Browse reviews

Brighton Festival 2014

Viv Albertine in Conversation with Simon Price

Viv Albertine

Genre: Chat Show

Venue: The Old Market


Low Down

As guitarist with The Slits, Viv Albertine is one of a handful of original female punks who changed music forever. This fascinating talk revealed the story of a music and era hitherto dominated by male voices, which is recast through the eyes of one of the most glamorous, uncompromising and iconic figures of the time.


Viv Albertine was interviewed by Simon Price, long-respected music journalist on Melody Maker and the Independent on Sunday, about her forthcoming memoir, Clothes, Clothes, Clothes. Music, Music, Music. Boys, Boys, Boys. Albertine wore a long sleeve black T-shirt, black skinny jeans, black leather boots, and an impressive long, red two-tone coat. Her sole concessions to her former punk days being a wide leather belt and a pair of black leather boots with a solid metallic zip wrapping around them. Price, on the other hand, with his pinstripe suit, brothel creepers and trademark red ‘devil horn mohican’ hair and make-up, looked surprisingly more ‘punk’ than Albertine.

Price introduced her as a ‘legend’, which she immediately countered, stating she was more of a ‘leg-end – the female version of a bell-end’, and setting the tone for the rest of the event.

Witty, self-effacing and unflinchingly honest, she found her voice writing her memoir in the present tense – with the mind and knowledge she had then, rather than a more mature or judgemental overview of the present. Like a vinyl album the book is split into two halves. ‘Side 1’ covering the punk days, and ‘Side 2,’ the post-Slits years.

Albertine left art school to join The Slits and talked a lot about the period of 1976/77 when she co-founded the band, Flowers of Romance, with Sid Vicious. Albertine revealed that The Slits waited for two years to make their first album, Cut, as they wanted it to be right, and that she thinks it still stands up today as authentic music of its time.

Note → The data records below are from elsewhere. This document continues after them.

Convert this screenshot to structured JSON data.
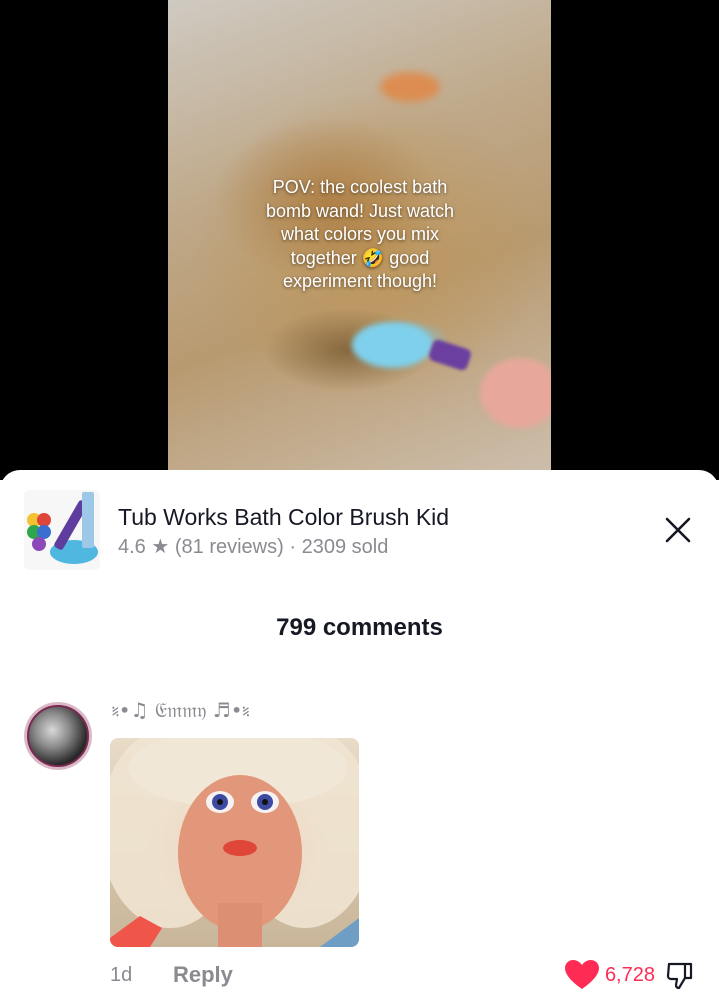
{
  "video": {
    "caption_lines": [
      "POV: the coolest bath",
      "bomb wand! Just watch",
      "what colors you mix",
      "together 🤣 good",
      "experiment though!"
    ]
  },
  "product": {
    "title": "Tub Works Bath Color Brush Kid",
    "rating": "4.6 ★",
    "reviews": "(81 reviews)",
    "separator": "·",
    "sold": "2309 sold",
    "thumbnail_icon": "product-thumbnail-image",
    "close_icon": "close-icon"
  },
  "comments_header": {
    "count_label": "799 comments"
  },
  "comment": {
    "username": "⹏•♫ 𝔈𝔪𝔪𝔶 ♬•⹏",
    "timestamp": "1d",
    "reply_label": "Reply",
    "like_count": "6,728",
    "like_color": "#fe2c55",
    "avatar_icon": "avatar",
    "image_icon": "comment-gif-image",
    "dislike_icon": "thumbs-down-icon"
  }
}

However, she believes their second album, Return of the Giant Slits, is more accomplished.

She talked about how it was to be a punk girl in those times, wearing a combination of fetish gear and DM’s with dirty hair, and how that confused and angered men – challenging the sexual politics of the time – but that it was hard work, inviting confrontation (often violently) on a daily basis.

Albertine then discussed Seventies’ feminism and how the pill enabled women to have sex much more freely, but that it took another 10-15 years before women began to question whether they actually wanted to. She talked about how feminism filled women with fury at the way they were treated, and how this fuelled the energy behind The Slits.

She then discussed ‘Side 2’ of her book, focussing on her life post-Slits, talking about society and motherhood, and how she still adheres to the punk ethic, which was about using your vision and seeing where it led, rather than the goal-orientated society we now live in.

Following the Slits’ breakup, Albertine initially became an aerobics teacher when it was a new and empowering way for women to use their bodies, then subsequently had a successful career in TV and film.

She peppered the talk with readings from her book, often with hard-hitting and disturbing anecdotes from her life such as taking heroin with Johnny Thunders (New York Dolls), having messy sex, and disturbing fantasies and dreams. This frankness was both refreshing and awkward for the audience, and proved that Albertine still has more power as a creative force than many of today’s performers. The rage and fury are still very present, just under the surface of a middle-England mum.

The audience, perhaps unsurprising, were all of a certain age, who like Albertine herself, appeared to have settled into a comfortable middle-aged middle class, far from their angry youth. But that’s not to say that Albertine has become complacent, and her willingness to pursue her art has seen her burn down a marriage of 18 years in order for her to keep seeking her truth.

Albertine’s hope for the book is that is stands as a testament to survival, her own ‘blundering through life’ and hopefully as a role-model for 15-year-old girls who have to discover life’s hard knocks.